Definition: Noncumulative preferred stock is preferred stock that loses the rights to any dividends if the dividends are not declared in the current period. In other words, if dividends are not declared in the current year, noncumulative preferred shareholders do not receive a dividend for that year and can’t try to collect that dividend in future years. These shares are noncumulative, so they do not accumulate unpaid dividends.
What Does Noncumulative Preferred Stock Mean?
Unlike cumulative preferred stock, noncumulative preferred stock does not utilize the dividend in arrears account for unpaid dividends. Noncumulative preferred stockholders have priority over common shareholders when it comes to dividends that are declared in the current year. All preferred dividends must be paid first, but if no dividends are declared, the noncumulative preferred shareholders don’t get a dividend that year.
It might be easiest to look at an example. Assume a company with 100, 10%, $10 par value noncumulative preferred stocks outstanding issued a dividend for a $50 dividend. Since the preferred shareholders have the first right to dividends, they would take the entire dividend up to their limit (10% of Par) and the common stockholders wouldn’t receive a dividend that year. If the company declares any more dividends this year, the preferred shareholders would also get first right to the dividends since the preferred dividend limit wasn’t reached.

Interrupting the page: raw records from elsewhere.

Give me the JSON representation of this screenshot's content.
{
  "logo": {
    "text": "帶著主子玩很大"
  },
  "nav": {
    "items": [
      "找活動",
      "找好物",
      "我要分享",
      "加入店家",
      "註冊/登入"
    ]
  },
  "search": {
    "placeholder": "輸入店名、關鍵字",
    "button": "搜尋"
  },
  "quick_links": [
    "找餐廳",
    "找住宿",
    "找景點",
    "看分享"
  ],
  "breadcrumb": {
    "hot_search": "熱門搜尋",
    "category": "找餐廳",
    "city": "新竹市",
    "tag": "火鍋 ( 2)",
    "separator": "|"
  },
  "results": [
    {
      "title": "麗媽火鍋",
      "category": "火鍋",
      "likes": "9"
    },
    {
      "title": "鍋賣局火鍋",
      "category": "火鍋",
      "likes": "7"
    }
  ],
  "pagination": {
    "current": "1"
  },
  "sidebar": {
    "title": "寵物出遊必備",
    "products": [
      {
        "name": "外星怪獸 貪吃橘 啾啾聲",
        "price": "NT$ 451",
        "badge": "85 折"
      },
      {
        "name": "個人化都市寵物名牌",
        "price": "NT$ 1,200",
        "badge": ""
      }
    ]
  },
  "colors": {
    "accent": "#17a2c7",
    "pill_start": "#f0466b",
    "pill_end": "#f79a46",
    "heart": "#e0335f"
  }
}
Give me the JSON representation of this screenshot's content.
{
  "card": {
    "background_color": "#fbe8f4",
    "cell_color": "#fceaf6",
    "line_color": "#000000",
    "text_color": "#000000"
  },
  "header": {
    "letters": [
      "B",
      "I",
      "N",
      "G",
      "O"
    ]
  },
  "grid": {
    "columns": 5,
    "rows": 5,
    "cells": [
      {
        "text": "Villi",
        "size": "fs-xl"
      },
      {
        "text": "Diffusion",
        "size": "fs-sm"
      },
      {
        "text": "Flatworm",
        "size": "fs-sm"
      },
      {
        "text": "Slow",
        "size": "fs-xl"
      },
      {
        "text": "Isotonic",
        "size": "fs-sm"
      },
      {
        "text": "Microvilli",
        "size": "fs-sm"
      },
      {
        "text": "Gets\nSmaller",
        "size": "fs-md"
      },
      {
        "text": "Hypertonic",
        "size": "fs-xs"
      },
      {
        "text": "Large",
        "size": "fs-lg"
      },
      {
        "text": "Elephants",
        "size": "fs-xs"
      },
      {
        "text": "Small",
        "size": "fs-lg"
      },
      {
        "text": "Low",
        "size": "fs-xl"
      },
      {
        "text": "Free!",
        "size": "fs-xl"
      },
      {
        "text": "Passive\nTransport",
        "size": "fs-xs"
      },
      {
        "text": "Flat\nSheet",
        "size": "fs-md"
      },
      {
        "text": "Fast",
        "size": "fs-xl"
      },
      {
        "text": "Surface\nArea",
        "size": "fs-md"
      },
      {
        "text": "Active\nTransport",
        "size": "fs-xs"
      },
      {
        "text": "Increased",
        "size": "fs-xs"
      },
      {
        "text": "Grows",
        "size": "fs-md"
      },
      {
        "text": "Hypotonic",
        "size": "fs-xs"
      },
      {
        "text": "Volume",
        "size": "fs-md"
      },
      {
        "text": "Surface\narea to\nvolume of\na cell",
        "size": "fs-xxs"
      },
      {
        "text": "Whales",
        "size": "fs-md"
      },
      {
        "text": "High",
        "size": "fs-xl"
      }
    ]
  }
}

If the company does not issue any more dividends, the preferred shareholders would only get their $50 dividend. No dividends would go in the dividend in arrears account for future years and the noncumulative preferred shareholders wouldn’t have any claim or right to additional dividends this year.